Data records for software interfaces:

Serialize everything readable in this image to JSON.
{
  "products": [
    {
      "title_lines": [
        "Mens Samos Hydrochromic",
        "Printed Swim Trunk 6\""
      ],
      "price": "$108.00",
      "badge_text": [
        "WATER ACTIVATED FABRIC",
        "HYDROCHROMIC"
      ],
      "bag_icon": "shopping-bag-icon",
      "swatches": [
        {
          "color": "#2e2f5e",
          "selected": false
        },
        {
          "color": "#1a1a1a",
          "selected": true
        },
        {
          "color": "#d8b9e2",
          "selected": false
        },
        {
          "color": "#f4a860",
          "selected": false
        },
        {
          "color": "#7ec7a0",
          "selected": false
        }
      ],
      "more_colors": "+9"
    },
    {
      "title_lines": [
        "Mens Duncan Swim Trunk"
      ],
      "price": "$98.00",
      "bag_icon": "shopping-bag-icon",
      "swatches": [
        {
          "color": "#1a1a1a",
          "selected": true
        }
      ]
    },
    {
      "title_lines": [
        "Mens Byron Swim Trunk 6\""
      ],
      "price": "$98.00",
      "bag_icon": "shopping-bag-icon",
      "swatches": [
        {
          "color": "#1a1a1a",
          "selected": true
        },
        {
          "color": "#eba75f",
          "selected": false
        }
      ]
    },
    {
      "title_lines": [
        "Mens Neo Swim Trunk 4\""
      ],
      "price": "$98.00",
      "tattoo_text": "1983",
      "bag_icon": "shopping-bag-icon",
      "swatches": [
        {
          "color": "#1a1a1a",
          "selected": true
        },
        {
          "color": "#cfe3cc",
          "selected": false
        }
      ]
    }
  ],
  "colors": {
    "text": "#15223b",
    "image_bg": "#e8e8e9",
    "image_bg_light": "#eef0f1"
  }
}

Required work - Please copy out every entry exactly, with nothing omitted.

Result for this task -
Serialize everything readable in this image to JSON.
{
  "products": [
    {
      "title_lines": [
        "Mens Samos Hydrochromic",
        "Printed Swim Trunk 6\""
      ],
      "price": "$108.00",
      "badge_text": [
        "WATER ACTIVATED FABRIC",
        "HYDROCHROMIC"
      ],
      "bag_icon": "shopping-bag-icon",
      "swatches": [
        {
          "color": "#2e2f5e",
          "selected": false
        },
        {
          "color": "#1a1a1a",
          "selected": true
        },
        {
          "color": "#d8b9e2",
          "selected": false
        },
        {
          "color": "#f4a860",
          "selected": false
        },
        {
          "color": "#7ec7a0",
          "selected": false
        }
      ],
      "more_colors": "+9"
    },
    {
      "title_lines": [
        "Mens Duncan Swim Trunk"
      ],
      "price": "$98.00",
      "bag_icon": "shopping-bag-icon",
      "swatches": [
        {
          "color": "#1a1a1a",
          "selected": true
        }
      ]
    },
    {
      "title_lines": [
        "Mens Byron Swim Trunk 6\""
      ],
      "price": "$98.00",
      "bag_icon": "shopping-bag-icon",
      "swatches": [
        {
          "color": "#1a1a1a",
          "selected": true
        },
        {
          "color": "#eba75f",
          "selected": false
        }
      ]
    },
    {
      "title_lines": [
        "Mens Neo Swim Trunk 4\""
      ],
      "price": "$98.00",
      "tattoo_text": "1983",
      "bag_icon": "shopping-bag-icon",
      "swatches": [
        {
          "color": "#1a1a1a",
          "selected": true
        },
        {
          "color": "#cfe3cc",
          "selected": false
        }
      ]
    }
  ],
  "colors": {
    "text": "#15223b",
    "image_bg": "#e8e8e9",
    "image_bg_light": "#eef0f1"
  }
}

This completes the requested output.